The impact of the wind certainly depends not just on wind speed, but also on wind direction relative to terrain features and to various vulnerabilities including clearings, unsuitable tree varieties man-planted to higher elevations than where they evolved, or perhaps some calamitous diseases. The exceptionally fast winds that can snap any trees aren't steady at all and I'm not aware of any meaningful research into the gust speeds which actually start the snapping within a forest; we just know the general wind speeds during the area in the hours during which a forest was destroyed.
My point is: once many trees start snapping for any reason, other nearby trees, and also any downwind trees, start losing their usual physical protection from the wind. This means locally faster wind gusts, gradually extending to destruction of a large forest area. Some exceptionally strong trees may survive, but if the tree species is well adapted to dense forests, it will rarely survive destruction of the said forest through a 100-years strong gale.
There are differences between tree species. Scrub pines can survive wind speeds that are unthinkable for any uprights.
Some of you can perform an experiment. Plant a line of apple trees and a line of spruces on a more or less exposed garden and count the snapped trees over the next 100 years. Replace any trees that die from age or disease as you go. (Spruces prefer the protection of a forest.

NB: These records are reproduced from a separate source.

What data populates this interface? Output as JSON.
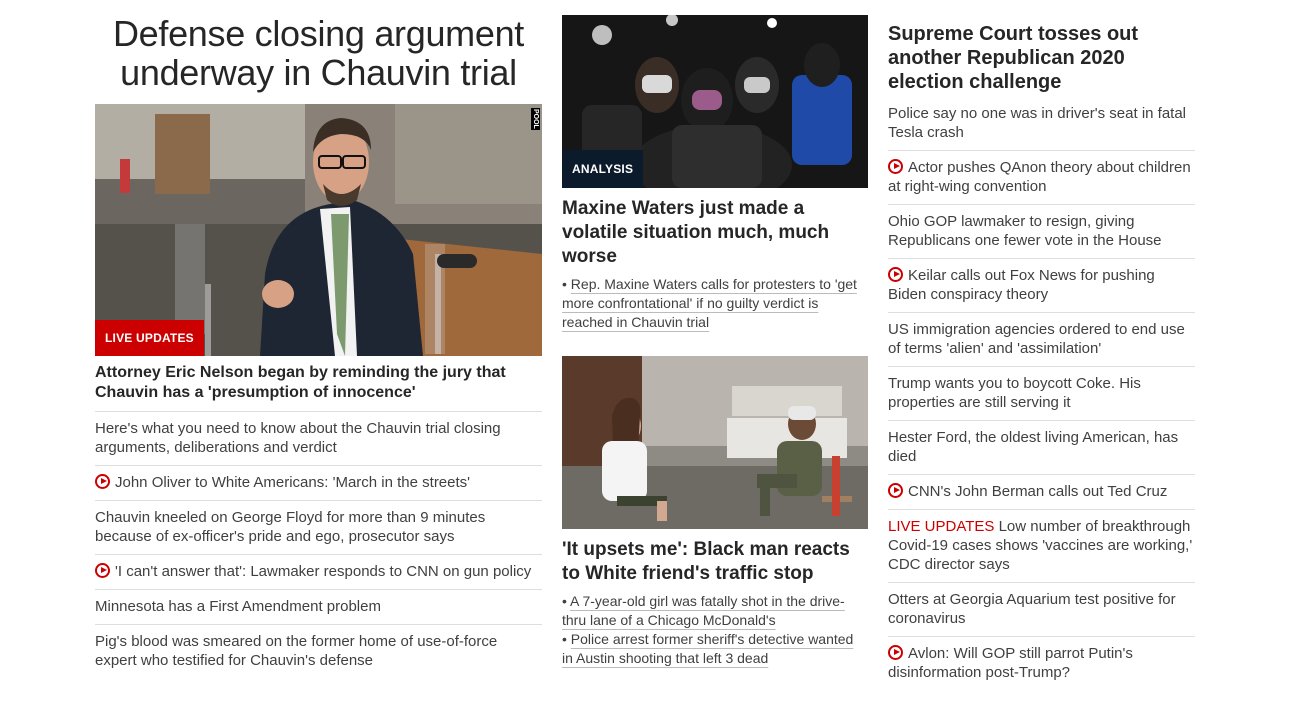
{
  "left": {
    "headline": "Defense closing argument underway in Chauvin trial",
    "image_credit": "POOL",
    "badge": "LIVE UPDATES",
    "lead_story": "Attorney Eric Nelson began by reminding the jury that Chauvin has a 'presumption of innocence'",
    "items": [
      {
        "text": "Here's what you need to know about the Chauvin trial closing arguments, deliberations and verdict",
        "video": false
      },
      {
        "text": "John Oliver to White Americans: 'March in the streets'",
        "video": true
      },
      {
        "text": "Chauvin kneeled on George Floyd for more than 9 minutes because of ex-officer's pride and ego, prosecutor says",
        "video": false
      },
      {
        "text": "'I can't answer that': Lawmaker responds to CNN on gun policy",
        "video": true
      },
      {
        "text": "Minnesota has a First Amendment problem",
        "video": false
      },
      {
        "text": "Pig's blood was smeared on the former home of use-of-force expert who testified for Chauvin's defense",
        "video": false
      }
    ]
  },
  "mid": {
    "story1": {
      "badge": "ANALYSIS",
      "title": "Maxine Waters just made a volatile situation much, much worse",
      "bullets": [
        "Rep. Maxine Waters calls for protesters to 'get more confrontational' if no guilty verdict is reached in Chauvin trial"
      ]
    },
    "story2": {
      "title": "'It upsets me': Black man reacts to White friend's traffic stop",
      "bullets": [
        "A 7-year-old girl was fatally shot in the drive-thru lane of a Chicago McDonald's",
        "Police arrest former sheriff's detective wanted in Austin shooting that left 3 dead"
      ]
    }
  },
  "right": {
    "title": "Supreme Court tosses out another Republican 2020 election challenge",
    "items": [
      {
        "text": "Police say no one was in driver's seat in fatal Tesla crash",
        "video": false,
        "live": ""
      },
      {
        "text": "Actor pushes QAnon theory about children at right-wing convention",
        "video": true,
        "live": ""
      },
      {
        "text": "Ohio GOP lawmaker to resign, giving Republicans one fewer vote in the House",
        "video": false,
        "live": ""
      },
      {
        "text": "Keilar calls out Fox News for pushing Biden conspiracy theory",
        "video": true,
        "live": ""
      },
      {
        "text": "US immigration agencies ordered to end use of terms 'alien' and 'assimilation'",
        "video": false,
        "live": ""
      },
      {
        "text": "Trump wants you to boycott Coke. His properties are still serving it",
        "video": false,
        "live": ""
      },
      {
        "text": "Hester Ford, the oldest living American, has died",
        "video": false,
        "live": ""
      },
      {
        "text": "CNN's John Berman calls out Ted Cruz",
        "video": true,
        "live": ""
      },
      {
        "text": "Low number of breakthrough Covid-19 cases shows 'vaccines are working,' CDC director says",
        "video": false,
        "live": "LIVE UPDATES"
      },
      {
        "text": "Otters at Georgia Aquarium test positive for coronavirus",
        "video": false,
        "live": ""
      },
      {
        "text": "Avlon: Will GOP still parrot Putin's disinformation post-Trump?",
        "video": true,
        "live": ""
      }
    ]
  },
  "colors": {
    "accent": "#cc0000",
    "analysis_badge": "#0c1b2b"
  }
}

Apple trees prefer a lot of sunlight. The suggested experiment is biased against spruces from the start; but spruces will also quickly outgrow the apple trees, gaining more exposition to the wind, biasing the experiment even further.) Preliminary results that I have, although I haven't completed the first 100 years yet, nor reached any level of statistical significance, suggest that exposed spruces seem to snap more often than exposed apple trees.
And the unnaturalness of this experiment brings me to this conclusion. Trees develop in conditions where they are generally able to withstand the winds throughout their lifetime. If that takes a forest, fine, they will thrive in forests. If an occasional exceptional wind takes down the entire forest, the tree species can eventually repopulate the area, but only as long as their competitors have been taken down as well, so it pays off to stay within some proximity to the durability of those competitors.
One important additional factor is that the stress (and damage) isn't linear. A very basic idea is that energy is velocity squared. But Prahl et. al. 2008 included some review of the theories on damage from winds and the two typical theories:
- wind loads, which are approximately proportional to the exerted pressure and, hence, to the square of the wind speed (e.g. Simiu and Scanlan, 1996);
- the concept of proportionality between structural damage and the dissipation rate of the wind kinetic energy that scales with the third power of wind speed (recently: Emanuel, 2005; Powell and Reinhold, 2007; Kantha, 2008).
Then added that:
In particular, the notion of a cubic relationship is backed by empirical analysis of insurance records, which appear to exhibit cubic or quartic behaviour depending on the storms under scrutiny (Munich Re, 1993, 2001). However, recent literature provides evidence for a much stronger increase of insured storm loss with wind gust speed (Huang et al., 2001; Heneka and Ruck, 2008). For the insurance data set that we employ here, Prahl et al. (2012) found a power law with regionally varying exponents that approximately range between 8 and 12.
So whatever the exact relationship, there clearly are fundamental physical reasons that the impact ramps up so much more rapidly than the direct numbers themselves hint at, and so thinking of 150 kph (93 mph) vs 140 kph (85 mph) as the same as 100 kph (62 mph) vs 90 kph (56 mph) is a flaw we often face... and it makes more sense there'd be a relatively narrow tipping point, much like there is, for example, with a disease outbreak, as we've seen with COVID infection comparisons from different regions\countries.